That move initially had a major impact. In the years since, there’s been a big rise in the number of “robocalls” people get – automated and recorded phone calls and texts that repeatedly go to your phone.
According to newsfactor.com, the FCC approved what it calls “declaratory rulings” that affirm your rights to control incoming calls from political campaigns, survey-takers, charities and the like. They are also moving to protect people from spam texts.
The FCC made it clear that telephone companies can allow you to use robocall-blocking technology.
Tom Wheeler is the chairman of the FCC, and he spoke to Judy Woodruff at PBS. Below are some excerpts:
JUDY WOODRUFF: So how is this rule different than the previous one having to do with robocalls?
TOM WHEELER: Well, the original rule is a result of a 1991 act of Congress. And 24 years ago, the world was a little different in terms of technology.
The people who were making the calls that interrupted your dinner at that point in time literally were sitting down and dialing. And that technology, that approach got replaced by new technology that’s computerized, like everything else. So, they just feed a list of numbers in and all of a sudden a list of calls get made.
JUDY WOODRUFF: What about the argument from some companies out there who say, well, this is preventing us from doing legitimate phone calling, that this is really reaching too far?
TOM WHEELER: Well, the key to legitimacy is that the consumer wants to be contacted. Now, we have got a couple of exceptions in the rule.
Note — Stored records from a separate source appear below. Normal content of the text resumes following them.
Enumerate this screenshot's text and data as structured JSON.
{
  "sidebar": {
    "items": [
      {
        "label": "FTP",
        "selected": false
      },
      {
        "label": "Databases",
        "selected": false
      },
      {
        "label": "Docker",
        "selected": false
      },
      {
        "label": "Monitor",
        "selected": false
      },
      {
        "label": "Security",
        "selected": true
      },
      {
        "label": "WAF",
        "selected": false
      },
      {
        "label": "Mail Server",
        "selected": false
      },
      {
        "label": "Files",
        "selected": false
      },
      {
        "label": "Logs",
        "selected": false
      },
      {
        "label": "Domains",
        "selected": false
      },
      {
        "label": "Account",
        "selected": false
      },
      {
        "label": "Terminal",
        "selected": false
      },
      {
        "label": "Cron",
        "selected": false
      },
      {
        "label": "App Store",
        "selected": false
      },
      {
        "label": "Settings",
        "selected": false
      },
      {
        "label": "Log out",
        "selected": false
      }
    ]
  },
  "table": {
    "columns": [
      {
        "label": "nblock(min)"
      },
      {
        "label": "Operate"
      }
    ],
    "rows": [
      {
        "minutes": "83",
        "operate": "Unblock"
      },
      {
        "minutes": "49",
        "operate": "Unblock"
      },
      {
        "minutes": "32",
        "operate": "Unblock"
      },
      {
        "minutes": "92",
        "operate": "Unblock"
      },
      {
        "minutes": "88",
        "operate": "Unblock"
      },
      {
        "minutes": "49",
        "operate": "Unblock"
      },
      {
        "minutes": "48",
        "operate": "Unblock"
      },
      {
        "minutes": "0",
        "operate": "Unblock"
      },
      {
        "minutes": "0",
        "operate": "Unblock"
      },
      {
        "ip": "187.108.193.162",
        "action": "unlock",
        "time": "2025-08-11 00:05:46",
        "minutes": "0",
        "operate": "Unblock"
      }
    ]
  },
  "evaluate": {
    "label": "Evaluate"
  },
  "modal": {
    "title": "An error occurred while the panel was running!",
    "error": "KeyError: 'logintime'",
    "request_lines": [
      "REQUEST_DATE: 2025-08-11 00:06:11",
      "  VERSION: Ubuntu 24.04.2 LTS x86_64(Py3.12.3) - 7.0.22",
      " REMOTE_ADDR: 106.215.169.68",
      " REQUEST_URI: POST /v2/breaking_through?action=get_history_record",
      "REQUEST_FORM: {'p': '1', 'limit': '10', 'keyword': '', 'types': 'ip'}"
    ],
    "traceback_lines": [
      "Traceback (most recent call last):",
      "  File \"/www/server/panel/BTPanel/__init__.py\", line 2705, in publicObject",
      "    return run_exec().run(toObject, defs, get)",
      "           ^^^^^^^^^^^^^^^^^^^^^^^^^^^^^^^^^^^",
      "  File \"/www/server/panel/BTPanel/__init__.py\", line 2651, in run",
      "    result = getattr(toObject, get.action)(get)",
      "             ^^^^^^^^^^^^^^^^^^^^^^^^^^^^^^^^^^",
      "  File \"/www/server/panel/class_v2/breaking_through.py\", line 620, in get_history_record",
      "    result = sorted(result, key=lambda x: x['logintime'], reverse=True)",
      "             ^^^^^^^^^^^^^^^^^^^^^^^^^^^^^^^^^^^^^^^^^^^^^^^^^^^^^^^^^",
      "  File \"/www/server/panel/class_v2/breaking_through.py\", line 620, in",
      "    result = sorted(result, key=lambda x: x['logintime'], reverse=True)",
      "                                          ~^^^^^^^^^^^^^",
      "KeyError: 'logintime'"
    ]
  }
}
For instance, if your bank discovers a bank fraud, they can call you automatically. If your hospital or doctor says, oh, there’s a medical emergency, they can call you automatically. But, basically, it comes down to, do you consent that you want to be called? You ought to be in control.